It was the dying wish of the late Lionel Nacua of Las Vegas that all of his sons play for his church’s school, BYU. But after oldest brothers Kai and Isaiah chose the Cougars (Isaiah never made it on the field), receiver Samson Nacua picked Utah. He is in his redshirt junior season and was not highly recruited.

However, the youngest of the four sons of Lionel and Penina Nacua signed with the Huskies last February after having offers from most of the top programs in the country. BYU only received a passing glance from arguably the best receiver in state history, despite Kai’s success in Provo.

Puka Nacua has played in all three of UW’s games and made a 28-yard touchdown catch in last Saturday’s 52-20 win over Hawaii. Another hometown star who got away, Provo High’s Ty Jones, has yet to play this season after sustaining a wrist injury last spring and a thumb injury in August. He caught 31 passes for 491 yards and six TDs last year, including a 9-yard reception in the 35-7 drubbing of BYU on Sept. 29 in Seattle.

Neither Nacua nor Jones could be interviewed for this article because UW does not allow its players to speak to media members who cover opposing teams, a policy that is not unique to the Huskies. Also, UW does not allow its freshmen or injured players to do interviews, so even Seattle-based reporters have been unable to talk to either Utahn this season.

Sitake said Monday that he hopes Nacua doesn’t do his talking with successful plays on the field Saturday. “If you have eyes, you watched what he did in high school football,” Sitake said. “He’s an amazing player, a great talent. I know him probably more personally (than most) because I have coached his brothers, had Kai here. He has that toughness that comes with that family. He’s just a great kid.”

But he’s a Husky, and he’s certainly not the first player from a BYU family to spurn the Cougars. Utah’s Britain Covey and former Ute Chase Hansen come to mind. There are dozens of others.

Washington’s Ty Jones stretches during an NCAA football practice Monday, Aug. 5, 2019, in Seattle. | Elaine Thompson, AP

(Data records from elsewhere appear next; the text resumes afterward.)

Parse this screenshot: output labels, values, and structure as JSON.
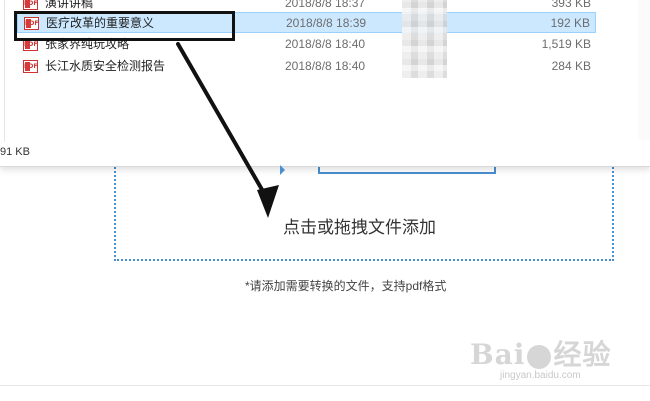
{
  "explorer": {
    "files": [
      {
        "name": "演讲讲稿",
        "date": "2018/8/8 18:37",
        "size": "393 KB",
        "selected": false
      },
      {
        "name": "医疗改革的重要意义",
        "date": "2018/8/8 18:39",
        "size": "192 KB",
        "selected": true
      },
      {
        "name": "张家界纯玩攻略",
        "date": "2018/8/8 18:40",
        "size": "1,519 KB",
        "selected": false
      },
      {
        "name": "长江水质安全检测报告",
        "date": "2018/8/8 18:40",
        "size": "284 KB",
        "selected": false
      }
    ],
    "status": "91 KB",
    "file_icon": "pdf-file-icon",
    "icon_label": "PDF"
  },
  "converter": {
    "drop_text": "点击或拖拽文件添加",
    "hint": "*请添加需要转换的文件，支持pdf格式"
  },
  "watermark": {
    "brand": "Bai",
    "brand_suffix": "经验",
    "url": "jingyan.baidu.com"
  },
  "colors": {
    "selection": "#cce8ff",
    "accent": "#4a8fd0",
    "annotation": "#111111"
  }
}
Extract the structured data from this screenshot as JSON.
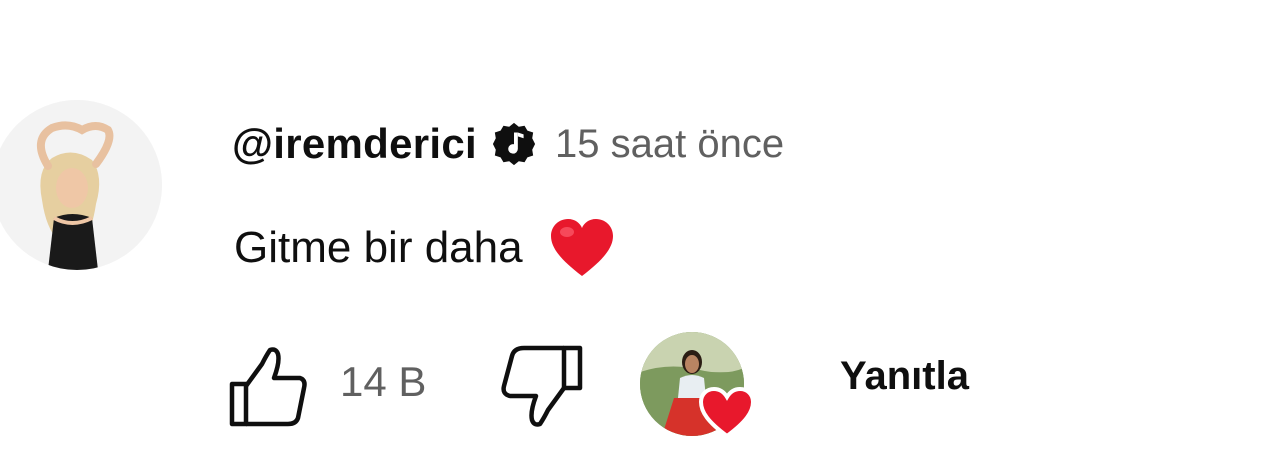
{
  "comment": {
    "author_handle": "@iremderici",
    "timestamp": "15 saat önce",
    "text": "Gitme bir daha",
    "emoji_icon": "red-heart-emoji",
    "verified_icon": "verified-music-badge-icon"
  },
  "actions": {
    "like_icon": "thumbs-up-icon",
    "like_count": "14 B",
    "dislike_icon": "thumbs-down-icon",
    "creator_heart_icon": "creator-heart-icon",
    "reply_label": "Yanıtla"
  },
  "colors": {
    "text_primary": "#0f0f0f",
    "text_secondary": "#606060",
    "heart_red": "#e8182c",
    "background": "#ffffff"
  }
}
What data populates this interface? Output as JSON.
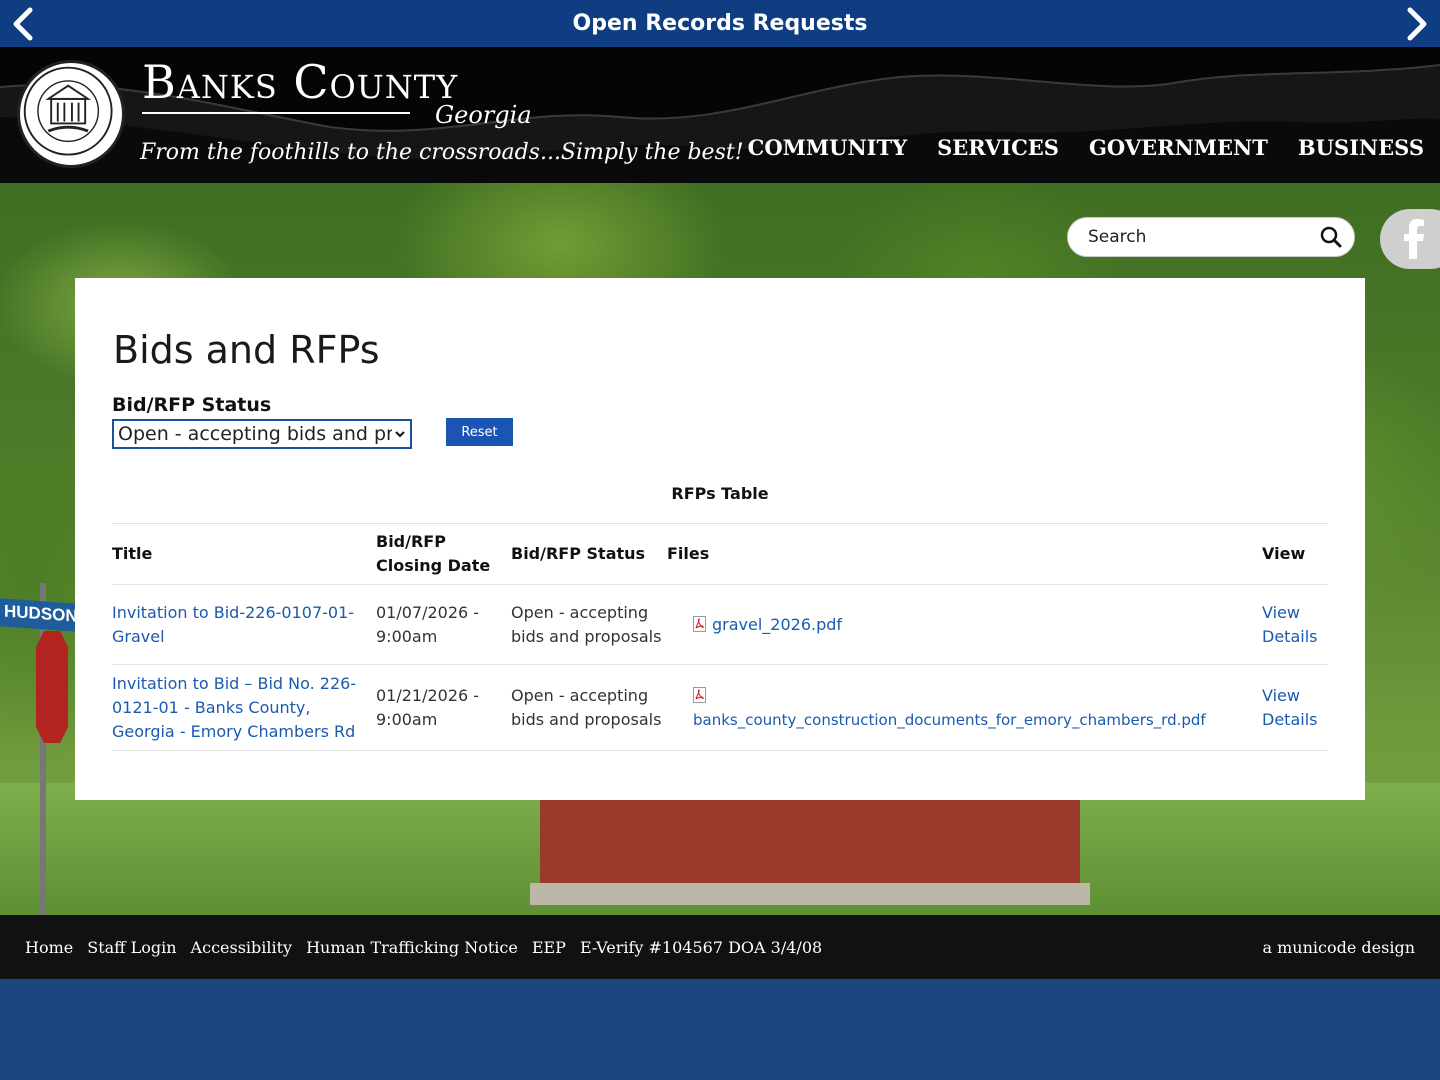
{
  "alert": {
    "title": "Open Records Requests",
    "prev_icon": "chevron-left-icon",
    "next_icon": "chevron-right-icon"
  },
  "header": {
    "brand_name": "Banks County",
    "brand_state": "Georgia",
    "tagline": "From the foothills to the crossroads...Simply the best!",
    "seal_icon": "county-seal-logo",
    "nav": [
      "COMMUNITY",
      "SERVICES",
      "GOVERNMENT",
      "BUSINESS"
    ]
  },
  "search": {
    "placeholder": "Search",
    "icon": "search-icon"
  },
  "social": {
    "icon": "facebook-icon"
  },
  "hero": {
    "street_sign": "HUDSON RI"
  },
  "main": {
    "title": "Bids and RFPs",
    "filter_label": "Bid/RFP Status",
    "filter_selected": "Open - accepting bids and proposals",
    "reset_label": "Reset",
    "table_caption": "RFPs Table",
    "columns": {
      "title": "Title",
      "closing_date": "Bid/RFP Closing Date",
      "status": "Bid/RFP Status",
      "files": "Files",
      "view": "View"
    },
    "rows": [
      {
        "title": "Invitation to Bid-226-0107-01-Gravel",
        "closing_date": "01/07/2026 - 9:00am",
        "status": "Open - accepting bids and proposals",
        "file": "gravel_2026.pdf",
        "view": "View Details"
      },
      {
        "title": "Invitation to Bid – Bid No. 226-0121-01 - Banks County, Georgia - Emory Chambers Rd",
        "closing_date": "01/21/2026 - 9:00am",
        "status": "Open - accepting bids and proposals",
        "file": "banks_county_construction_documents_for_emory_chambers_rd.pdf",
        "view": "View Details"
      }
    ]
  },
  "footer": {
    "links": [
      "Home",
      "Staff Login",
      "Accessibility",
      "Human Trafficking Notice",
      "EEP",
      "E-Verify #104567 DOA 3/4/08"
    ],
    "credit": "a municode design"
  },
  "colors": {
    "alert_bar": "#0f3d82",
    "header_bg": "#050505",
    "link": "#1a5ab0",
    "button": "#1a55b4",
    "footer_bg": "#111111",
    "page_bottom": "#1d4580"
  }
}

“Just looking forward to defending all of them — Puka and Ty and all of them that are from this area,” Sitake said. “I wish them the best, just not in this game. It has been fun to watch them on film and stuff like that. I will cheer for them after this week. But not this week.”

Last week, USC brought to Provo another player that BYU once coveted, defensive tackle Jay Tufele, a former Bingham High star in South Jordan. The sophomore made three tackles.

How can Sitake get more local stars and high-profile church members to BYU? Another win over a ranked, Power Five program will certainly help.

“We just need to get the guys that fit our program, and we as a coaching staff and a program need to make sure that we have that mindset of introducing our program to others, those that may not know much about it.” Sitake said. “But the ones that love BYU, we need to make sure that we do what we can to get those recruits here. It is a good sign that there is good football and good local talent everywhere. They are going to lots of different places.”

The fourth-year coach with the 22-20 overall record reiterated that BYU isn’t for everyone, but should at least be on the radar of every high-profile Latter-day Saint recruit.

“For us, it is making sure that the guys that we recruit, whether they are preferred walk-ons or scholarship guys, fit what we are trying to get done here as a team and fit the mission of the school.”

Cougars on the air

No. 22 Washington (2-1) at BYU (2-1)

View Comments

LaVell Edwards Stadium, Provo

Saturday, 1:30 p.m. (MDT)


Radio: 1160 AM, 102.7 FM

Join the Conversation
Looking for comments?
Find comments in their new home! Click the buttons at the top or within the article to view them — or use the button below for quick access.